Keep the tradition of “chocolate giving” alive and spread the love this Valentine’s Day!
All you need is LOVE. But a little chocolate now and then doesn’t hurt ~ Charles.M.Schultz
Nearly 2 billion or more is spent on Chocolates alone on Valentine’s Day. Holy Cacao! That’s a lot of chocolate, right ?
Have you ever wondered how chocolate came to be associated with this romantic holiday ? A bit of history on how it came to be….
Chocolate has been referred to as a “food of the gods” since the time of the Aztec Indians. Rooted in Mesoamerican history, chocolate, in liquid form, and cacao beans were both highly-prized luxury items among the Mayan and Aztec upper class elites. Cacao beans were considered as valuable a commodity as gold, and were even used to pay taxes levied by Aztec rulers.
By nature, chocolate is luxurious and indulgent, and has been used for centuries as a token of appreciation.
It wasn’t until the Spanish conquest of the Aztec civilization in the early 1500s that the cacao bean made its way to Europe. Chocolate immediately won the hearts of the Spanish court and quickly spread throughout the rest of Europe. By the early 1600s, chocolate was seen as a great way to show appreciation towards others, and “chocolate houses” became popular spots for social gatherings.
Over the years, as chocolate grew more accessible, it came to be associated less with opulence and more with romantic gestures.
How did the connection happen? Chocolates & Valentine’s Day?
The origin of Valentine’s Day is linked back to two early Roman saints, both named Valentine, but utterly unconnected to romantic love. The first mention of St. Valentine’s Day as a romantic holiday appeared in the writings of Chaucer, specifically in the 1382 poem, Parlement of Foules. Chaucer describes the nature of love when “every bird cometh to choose his mate…on seynt Voantynes day.”
Centuries later, people celebrated with songs, poetry and roses, but Valentine’s Day chocolate and candy weren’t yet intertwined, as sugar was still a precious commodity in Europe.
Around 1837, when Queen Victoria reigned, Valentine’s Day turned into a commercial bonanza where Victorians would shower their significant others with Cupid-themed gifts and cards. Later in the 1800s, some well-known chocolatiers came up with a process of extracting pure cacao butter from whole cacao beans to create a more desirable form of “drinking chocolate.” This process resulted in an excess of cacao butter, which was used to produce more varieties of what was then called “eating chocolate.”
In a stroke of marketing genius, these chocolates were packaged in heart-shaped boxes decorated with Cupids and rosebuds. From that point on, giving chocolate for Valentine’s Day became the go-to gift idea for love birds everywhere.
Keep the tradition alive & spread the love, this Valentine’s Day!
Benefits of eating (dark) chocolate

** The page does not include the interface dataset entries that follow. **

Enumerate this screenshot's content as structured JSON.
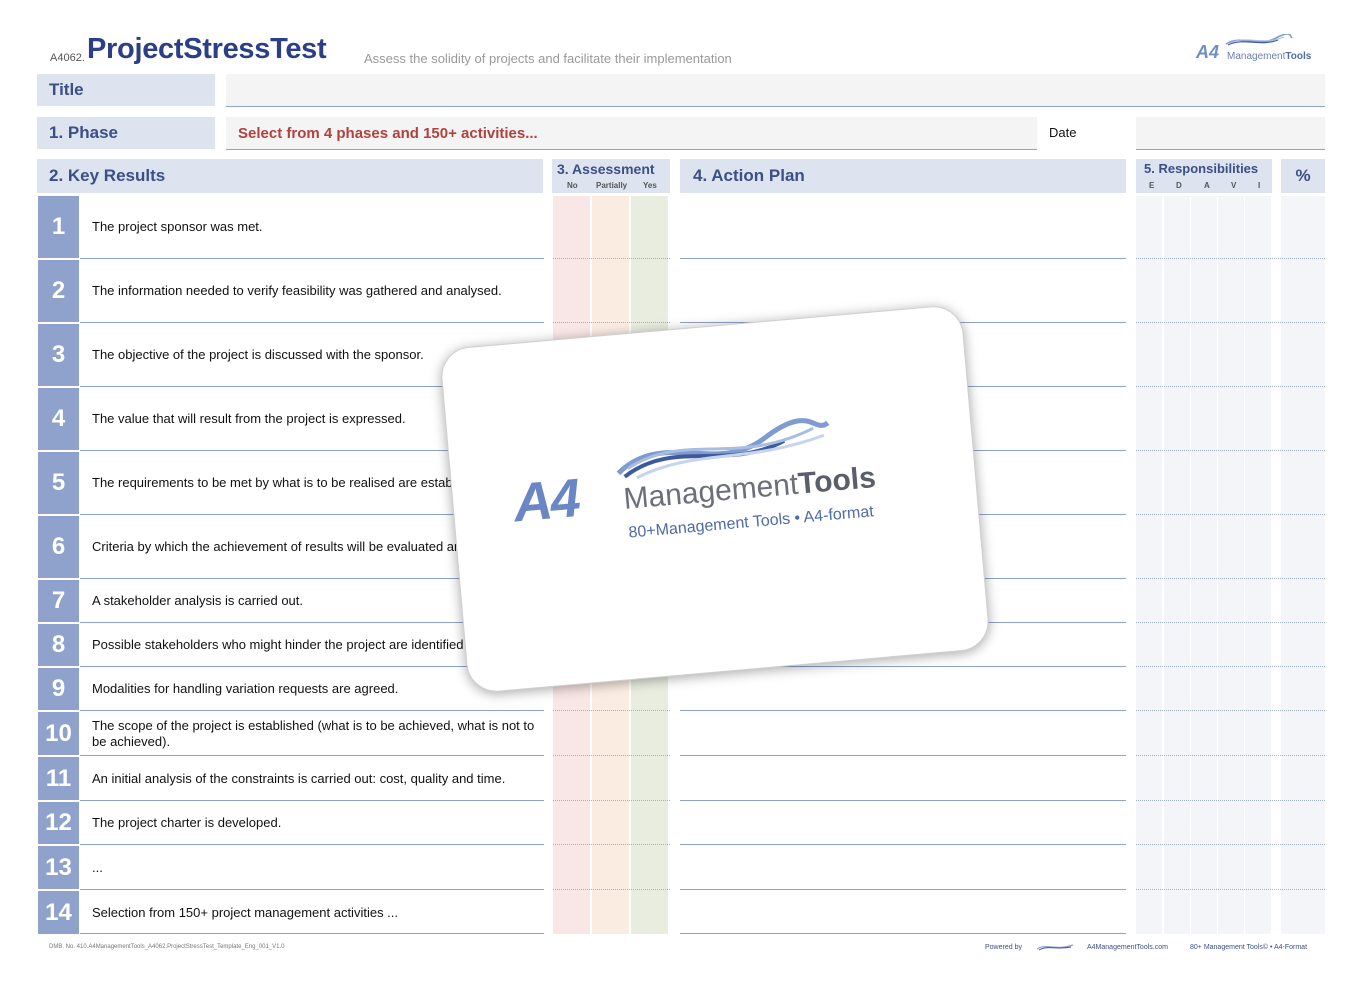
{
  "header": {
    "code": "A4062.",
    "title": "ProjectStressTest",
    "subtitle": "Assess the solidity of projects and facilitate their implementation",
    "logo_a4": "A4",
    "logo_management": "Management",
    "logo_tools": "Tools"
  },
  "fields": {
    "title_label": "Title",
    "phase_label": "1. Phase",
    "phase_value": "Select from 4 phases and 150+ activities...",
    "date_label": "Date"
  },
  "columns": {
    "key_results": "2. Key Results",
    "assessment": "3. Assessment",
    "assessment_no": "No",
    "assessment_partially": "Partially",
    "assessment_yes": "Yes",
    "action_plan": "4. Action Plan",
    "responsibilities": "5. Responsibilities",
    "resp_e": "E",
    "resp_d": "D",
    "resp_a": "A",
    "resp_v": "V",
    "resp_i": "I",
    "percent": "%"
  },
  "rows": [
    {
      "num": "1",
      "text": "The project sponsor was met."
    },
    {
      "num": "2",
      "text": "The information needed to verify feasibility was gathered and analysed."
    },
    {
      "num": "3",
      "text": "The objective of the project is discussed with the sponsor."
    },
    {
      "num": "4",
      "text": "The value that will result from the project is expressed."
    },
    {
      "num": "5",
      "text": "The requirements to be met by what is to be realised are establi sponsor."
    },
    {
      "num": "6",
      "text": "Criteria by which the achievement of results will be evaluated ar upon."
    },
    {
      "num": "7",
      "text": "A stakeholder analysis is carried out."
    },
    {
      "num": "8",
      "text": "Possible stakeholders who might hinder the project are identified"
    },
    {
      "num": "9",
      "text": "Modalities for handling variation requests are agreed."
    },
    {
      "num": "10",
      "text": "The scope of the project is established (what is to be achieved, what is not to be achieved)."
    },
    {
      "num": "11",
      "text": "An initial analysis of the constraints is carried out: cost, quality and time."
    },
    {
      "num": "12",
      "text": "The project charter is developed."
    },
    {
      "num": "13",
      "text": "..."
    },
    {
      "num": "14",
      "text": "Selection from 150+ project management activities ..."
    }
  ],
  "overlay": {
    "a4": "A4",
    "management": "Management",
    "tools": "Tools",
    "tagline": "80+Management Tools • A4-format"
  },
  "footer": {
    "doc_ref": "DMB. No. 410.A4ManagementTools_A4062.ProjectStressTest_Template_Eng_001_V1.0",
    "powered_by": "Powered by",
    "url": "A4ManagementTools.com",
    "tagline": "80+ Management Tools© • A4-Format"
  },
  "colors": {
    "accent": "#2b3f86",
    "label_bg": "#dde3ef",
    "number_bg": "#8fa2cc",
    "phase_text": "#b0413e",
    "assess_no": "#f9e6e6",
    "assess_partially": "#fbece2",
    "assess_yes": "#e8eddf"
  }
}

Don’t let anybody tell you, indulging in chocolates is “guilty pleasure”.It is not! Enlighten them about the many ways, chocolates (dark) is good for your head & heart
- Chocolates release endorphins, the feel good hormone which instantly boosts our mood & makes us happy
- Dark chocolate is derived from cacao beans, which is high in flavanols, a plant nutrient that helps repair damage from environmental toxins.Hence dark chocolate is good for the heart.
- Flavanols, improve blood flow to your heart & brain, thus lowering blood pressure & the risk of clot formation
- The stearic acid found in dark chocolate is saturated fat, which has shown to improve our blood cholesterol levels
- Flavanols in dark chocolate help increase blood flow to our skin, thus providing skin protection against sun damage & dehydration
- Dark chocolate is nutrient rich, with high amounts of fiber, iron, magnesium, copper, potassium, phosphorous, zinc etc.
What’s stopping you now from eating more chocolates?
Spread the love, this Valentine’s !